“Inuksuit” are stone landmarks placed by the Tuniit, Thule, and Inuit peoples throughout the Arctic as reference points or markers (1). This composition is modeled after a solitary inuksuk at a revered site near Saatturittuq, on southwest Baffin Island, the largest of Canada’s islands.(2)
All the pieces for this composition came from a single large rock. The dwarf ivy near the base recalls the tiny plants and lichens that emerge in the microclimates surrounding arctic stones as the weather warms.
The Korean tray, a casting of 85% mica and graphite, is hand burnished but otherwise unfinished.
(1) Hessel, I. (1993). Canadian Inuit Sculpture. Ottowa: Indian and Northern Affairs Canada.

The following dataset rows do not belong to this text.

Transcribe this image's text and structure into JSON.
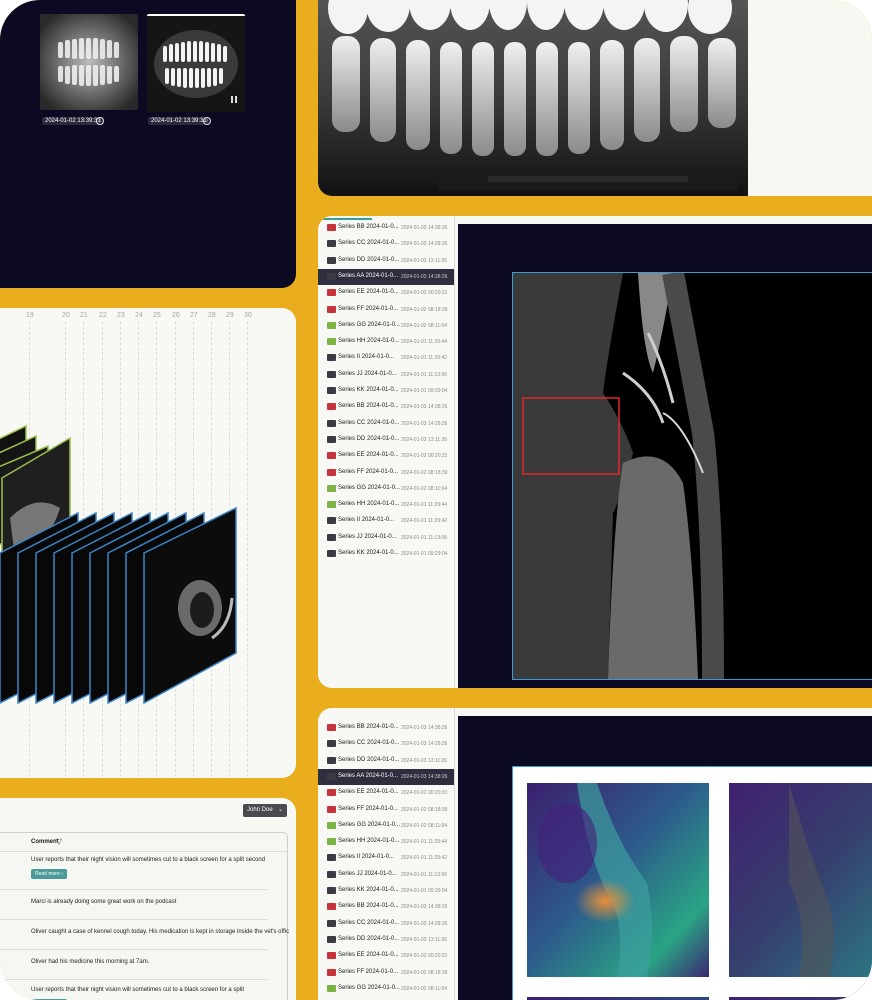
{
  "thumbnails": [
    {
      "timestamp": "2024-01-02 13:39:31"
    },
    {
      "timestamp": "2024-01-02 13:39:31"
    }
  ],
  "timeline": {
    "ticks": [
      "19",
      "20",
      "21",
      "22",
      "23",
      "24",
      "25",
      "26",
      "27",
      "28",
      "29",
      "30"
    ]
  },
  "series_lists": [
    {
      "selected_index": 3,
      "items": [
        {
          "name": "Series BB 2024-01-0...",
          "time": "2024-01-03 14:38:26",
          "icon_color": "#c7333a"
        },
        {
          "name": "Series CC 2024-01-0...",
          "time": "2024-01-03 14:28:26",
          "icon_color": "#3b3b46"
        },
        {
          "name": "Series DD 2024-01-0...",
          "time": "2024-01-03 13:11:26",
          "icon_color": "#3b3b46"
        },
        {
          "name": "Series AA 2024-01-0...",
          "time": "2024-01-03 14:38:26",
          "icon_color": "#3b3b46"
        },
        {
          "name": "Series EE 2024-01-0...",
          "time": "2024-01-02 00:20:31",
          "icon_color": "#c7333a"
        },
        {
          "name": "Series FF 2024-01-0...",
          "time": "2024-01-02 08:18:39",
          "icon_color": "#c7333a"
        },
        {
          "name": "Series GG 2024-01-0...",
          "time": "2024-01-02 08:11:04",
          "icon_color": "#7cb342"
        },
        {
          "name": "Series HH 2024-01-0...",
          "time": "2024-01-01 11:29:44",
          "icon_color": "#7cb342"
        },
        {
          "name": "Series II 2024-01-0...",
          "time": "2024-01-01 11:29:42",
          "icon_color": "#3b3b46"
        },
        {
          "name": "Series JJ 2024-01-0...",
          "time": "2024-01-01 11:13:06",
          "icon_color": "#3b3b46"
        },
        {
          "name": "Series KK 2024-01-0...",
          "time": "2024-01-01 09:29:04",
          "icon_color": "#3b3b46"
        },
        {
          "name": "Series BB 2024-01-0...",
          "time": "2024-01-03 14:38:26",
          "icon_color": "#c7333a"
        },
        {
          "name": "Series CC 2024-01-0...",
          "time": "2024-01-03 14:28:26",
          "icon_color": "#3b3b46"
        },
        {
          "name": "Series DD 2024-01-0...",
          "time": "2024-01-03 13:11:26",
          "icon_color": "#3b3b46"
        },
        {
          "name": "Series EE 2024-01-0...",
          "time": "2024-01-02 00:20:31",
          "icon_color": "#c7333a"
        },
        {
          "name": "Series FF 2024-01-0...",
          "time": "2024-01-02 08:18:39",
          "icon_color": "#c7333a"
        },
        {
          "name": "Series GG 2024-01-0...",
          "time": "2024-01-02 08:11:04",
          "icon_color": "#7cb342"
        },
        {
          "name": "Series HH 2024-01-0...",
          "time": "2024-01-01 11:29:44",
          "icon_color": "#7cb342"
        },
        {
          "name": "Series II 2024-01-0...",
          "time": "2024-01-01 11:29:42",
          "icon_color": "#3b3b46"
        },
        {
          "name": "Series JJ 2024-01-0...",
          "time": "2024-01-01 11:13:06",
          "icon_color": "#3b3b46"
        },
        {
          "name": "Series KK 2024-01-0...",
          "time": "2024-01-01 09:29:04",
          "icon_color": "#3b3b46"
        }
      ]
    },
    {
      "selected_index": 3,
      "items": [
        {
          "name": "Series BB 2024-01-0...",
          "time": "2024-01-03 14:38:26",
          "icon_color": "#c7333a"
        },
        {
          "name": "Series CC 2024-01-0...",
          "time": "2024-01-03 14:28:26",
          "icon_color": "#3b3b46"
        },
        {
          "name": "Series DD 2024-01-0...",
          "time": "2024-01-03 13:11:26",
          "icon_color": "#3b3b46"
        },
        {
          "name": "Series AA 2024-01-0...",
          "time": "2024-01-03 14:38:26",
          "icon_color": "#3b3b46"
        },
        {
          "name": "Series EE 2024-01-0...",
          "time": "2024-01-02 00:20:31",
          "icon_color": "#c7333a"
        },
        {
          "name": "Series FF 2024-01-0...",
          "time": "2024-01-02 08:18:39",
          "icon_color": "#c7333a"
        },
        {
          "name": "Series GG 2024-01-0...",
          "time": "2024-01-02 08:11:04",
          "icon_color": "#7cb342"
        },
        {
          "name": "Series HH 2024-01-0...",
          "time": "2024-01-01 11:29:44",
          "icon_color": "#7cb342"
        },
        {
          "name": "Series II 2024-01-0...",
          "time": "2024-01-01 11:29:42",
          "icon_color": "#3b3b46"
        },
        {
          "name": "Series JJ 2024-01-0...",
          "time": "2024-01-01 11:13:06",
          "icon_color": "#3b3b46"
        },
        {
          "name": "Series KK 2024-01-0...",
          "time": "2024-01-01 09:29:04",
          "icon_color": "#3b3b46"
        },
        {
          "name": "Series BB 2024-01-0...",
          "time": "2024-01-03 14:38:26",
          "icon_color": "#c7333a"
        },
        {
          "name": "Series CC 2024-01-0...",
          "time": "2024-01-03 14:28:26",
          "icon_color": "#3b3b46"
        },
        {
          "name": "Series DD 2024-01-0...",
          "time": "2024-01-03 13:11:26",
          "icon_color": "#3b3b46"
        },
        {
          "name": "Series EE 2024-01-0...",
          "time": "2024-01-02 00:20:31",
          "icon_color": "#c7333a"
        },
        {
          "name": "Series FF 2024-01-0...",
          "time": "2024-01-02 08:18:39",
          "icon_color": "#c7333a"
        },
        {
          "name": "Series GG 2024-01-0...",
          "time": "2024-01-02 08:11:04",
          "icon_color": "#7cb342"
        }
      ]
    }
  ],
  "comments": {
    "user_select": "John Doe",
    "column_header": "Comment",
    "read_more_label": "Read more",
    "rows": [
      {
        "text": "User reports that their night vision will sometimes cut to a black screen for a split second",
        "has_read_more": true
      },
      {
        "text": "Marci is already doing some great work on the podcast",
        "has_read_more": false
      },
      {
        "text": "Oliver caught a case of kennel cough today. His medication is kept in storage inside the vet's offic",
        "has_read_more": false
      },
      {
        "text": "Oliver had his medicine this morning at 7am.",
        "has_read_more": false
      },
      {
        "text": "User reports that their night vision will sometimes cut to a black screen for a split",
        "has_read_more": true
      }
    ]
  }
}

(2) Hallendy, N. (2000). Inuksuit: Silent Messengers of the Arctic. Vancouver: Douglas and McIntyre, Ltd.